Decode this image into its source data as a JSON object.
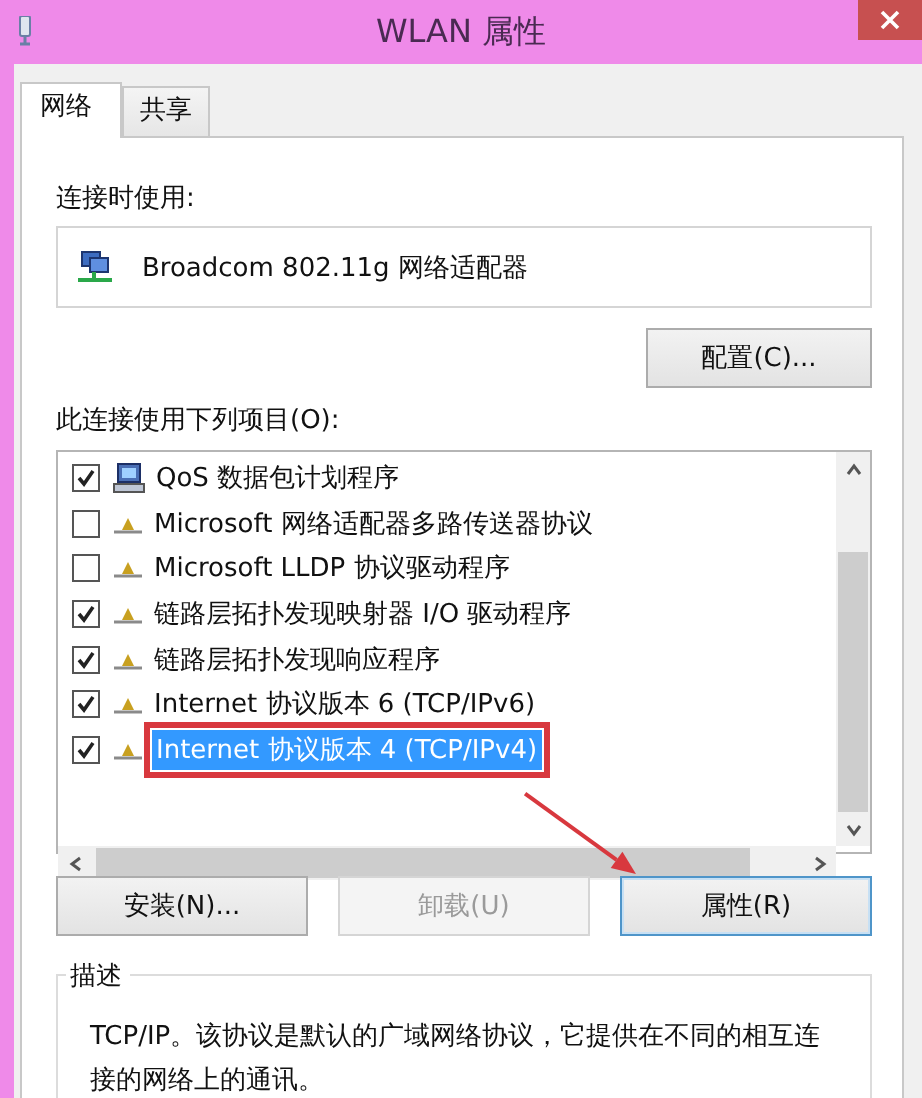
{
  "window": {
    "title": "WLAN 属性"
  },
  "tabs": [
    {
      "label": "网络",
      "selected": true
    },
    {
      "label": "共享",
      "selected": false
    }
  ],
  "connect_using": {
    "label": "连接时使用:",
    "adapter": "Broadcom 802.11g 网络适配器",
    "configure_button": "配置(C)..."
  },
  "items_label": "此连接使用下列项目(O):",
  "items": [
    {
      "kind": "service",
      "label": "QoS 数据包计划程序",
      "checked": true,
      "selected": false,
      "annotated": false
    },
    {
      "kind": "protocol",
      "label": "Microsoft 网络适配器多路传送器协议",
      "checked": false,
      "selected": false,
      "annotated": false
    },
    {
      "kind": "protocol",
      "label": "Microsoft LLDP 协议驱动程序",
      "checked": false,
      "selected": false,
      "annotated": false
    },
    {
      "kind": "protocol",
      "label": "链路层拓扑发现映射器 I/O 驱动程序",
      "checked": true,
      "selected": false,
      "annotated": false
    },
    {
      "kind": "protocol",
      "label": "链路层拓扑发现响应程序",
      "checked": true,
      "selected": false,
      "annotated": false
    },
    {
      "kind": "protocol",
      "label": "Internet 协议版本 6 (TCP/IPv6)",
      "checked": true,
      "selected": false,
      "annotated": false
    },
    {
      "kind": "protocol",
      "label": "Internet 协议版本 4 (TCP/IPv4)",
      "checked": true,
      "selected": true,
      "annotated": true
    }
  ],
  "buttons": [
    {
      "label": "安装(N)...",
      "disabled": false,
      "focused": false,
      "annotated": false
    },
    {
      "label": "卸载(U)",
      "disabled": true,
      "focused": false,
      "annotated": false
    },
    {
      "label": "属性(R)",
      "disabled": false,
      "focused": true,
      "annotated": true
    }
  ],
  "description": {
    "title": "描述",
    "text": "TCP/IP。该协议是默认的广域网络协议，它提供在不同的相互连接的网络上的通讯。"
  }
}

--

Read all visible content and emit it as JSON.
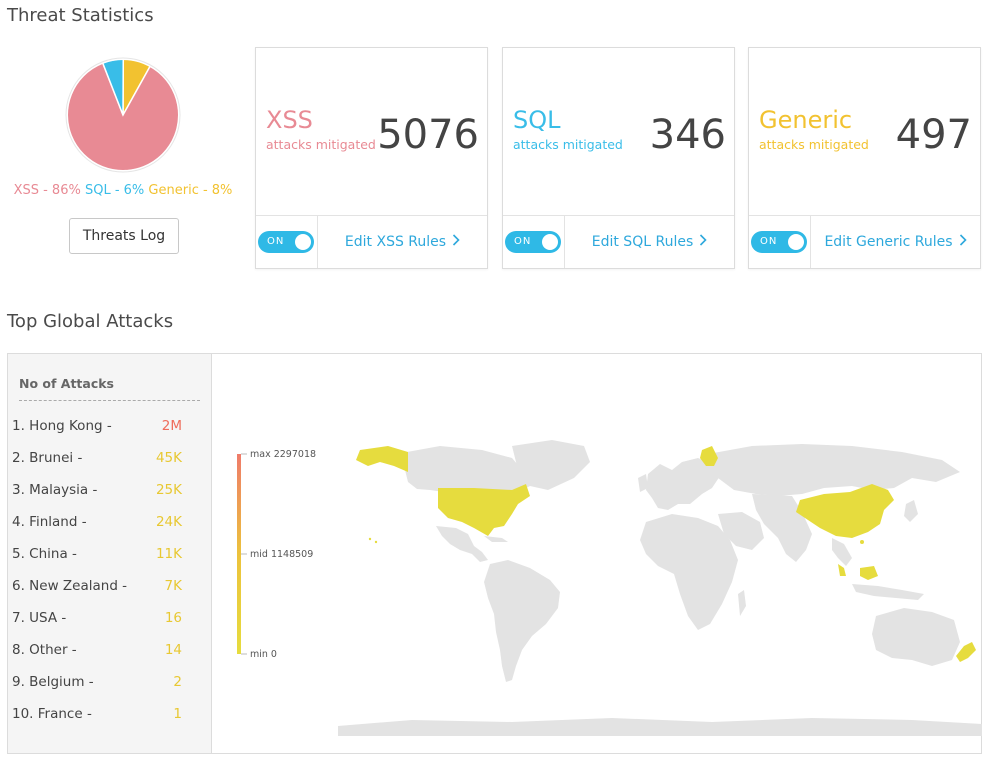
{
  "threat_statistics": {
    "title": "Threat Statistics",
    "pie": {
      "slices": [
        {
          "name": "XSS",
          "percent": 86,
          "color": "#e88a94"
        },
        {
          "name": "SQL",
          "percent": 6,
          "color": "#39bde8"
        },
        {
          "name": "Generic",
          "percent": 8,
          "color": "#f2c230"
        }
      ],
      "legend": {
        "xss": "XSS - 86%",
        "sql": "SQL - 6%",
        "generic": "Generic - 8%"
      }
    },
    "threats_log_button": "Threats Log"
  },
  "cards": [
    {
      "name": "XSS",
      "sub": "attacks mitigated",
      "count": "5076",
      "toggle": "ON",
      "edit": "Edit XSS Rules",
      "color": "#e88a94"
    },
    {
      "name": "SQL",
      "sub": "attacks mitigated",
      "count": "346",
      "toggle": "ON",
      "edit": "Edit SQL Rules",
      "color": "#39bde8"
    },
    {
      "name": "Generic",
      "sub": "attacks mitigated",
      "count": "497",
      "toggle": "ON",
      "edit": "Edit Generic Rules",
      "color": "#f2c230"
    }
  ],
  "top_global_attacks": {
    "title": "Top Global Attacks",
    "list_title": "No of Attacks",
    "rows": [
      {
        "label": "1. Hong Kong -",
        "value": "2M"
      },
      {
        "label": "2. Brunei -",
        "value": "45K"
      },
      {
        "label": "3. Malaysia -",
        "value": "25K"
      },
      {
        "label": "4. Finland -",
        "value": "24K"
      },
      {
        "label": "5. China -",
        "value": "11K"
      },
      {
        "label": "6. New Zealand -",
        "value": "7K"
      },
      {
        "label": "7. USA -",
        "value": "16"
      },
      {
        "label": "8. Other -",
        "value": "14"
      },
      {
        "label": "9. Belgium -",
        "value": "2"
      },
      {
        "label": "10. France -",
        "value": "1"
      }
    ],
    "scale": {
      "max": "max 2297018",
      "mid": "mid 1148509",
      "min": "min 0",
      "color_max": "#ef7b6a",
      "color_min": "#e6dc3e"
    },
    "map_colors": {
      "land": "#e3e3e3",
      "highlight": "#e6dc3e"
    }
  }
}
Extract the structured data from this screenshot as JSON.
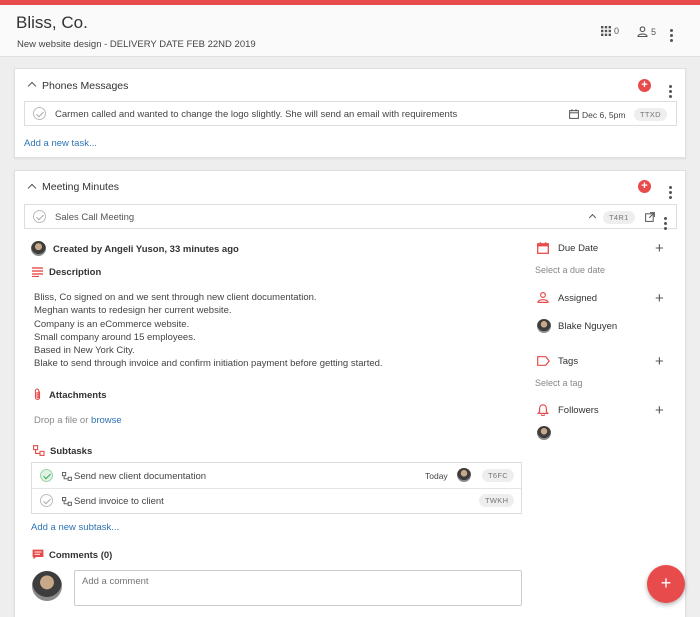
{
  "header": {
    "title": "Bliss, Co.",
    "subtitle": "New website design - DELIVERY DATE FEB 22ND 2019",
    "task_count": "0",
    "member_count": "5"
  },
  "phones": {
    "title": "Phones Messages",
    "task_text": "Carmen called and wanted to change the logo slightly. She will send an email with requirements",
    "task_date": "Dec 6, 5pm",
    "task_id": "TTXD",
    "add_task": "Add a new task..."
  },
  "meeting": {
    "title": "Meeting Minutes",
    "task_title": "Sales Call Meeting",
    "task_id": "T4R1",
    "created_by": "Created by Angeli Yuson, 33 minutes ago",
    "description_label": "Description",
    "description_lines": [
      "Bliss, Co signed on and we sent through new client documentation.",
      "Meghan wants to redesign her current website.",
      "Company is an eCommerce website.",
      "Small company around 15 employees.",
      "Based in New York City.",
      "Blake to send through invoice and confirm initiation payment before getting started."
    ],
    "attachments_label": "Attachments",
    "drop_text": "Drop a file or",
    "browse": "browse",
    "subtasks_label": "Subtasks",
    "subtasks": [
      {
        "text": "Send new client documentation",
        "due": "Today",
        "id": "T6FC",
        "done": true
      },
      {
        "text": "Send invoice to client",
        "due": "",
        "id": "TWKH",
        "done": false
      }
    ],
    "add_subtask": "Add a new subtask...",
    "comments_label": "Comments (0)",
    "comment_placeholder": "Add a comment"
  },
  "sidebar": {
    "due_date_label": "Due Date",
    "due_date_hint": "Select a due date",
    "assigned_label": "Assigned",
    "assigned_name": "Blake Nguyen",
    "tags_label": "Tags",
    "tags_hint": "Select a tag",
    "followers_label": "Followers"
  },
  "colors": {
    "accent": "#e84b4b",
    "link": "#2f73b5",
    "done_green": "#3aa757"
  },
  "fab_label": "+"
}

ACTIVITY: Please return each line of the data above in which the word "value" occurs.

RESULT:
        "value": "2M"
        "value": "45K"
        "value": "25K"
        "value": "24K"
        "value": "11K"
        "value": "7K"
        "value": "16"
        "value": "14"
        "value": "2"
        "value": "1"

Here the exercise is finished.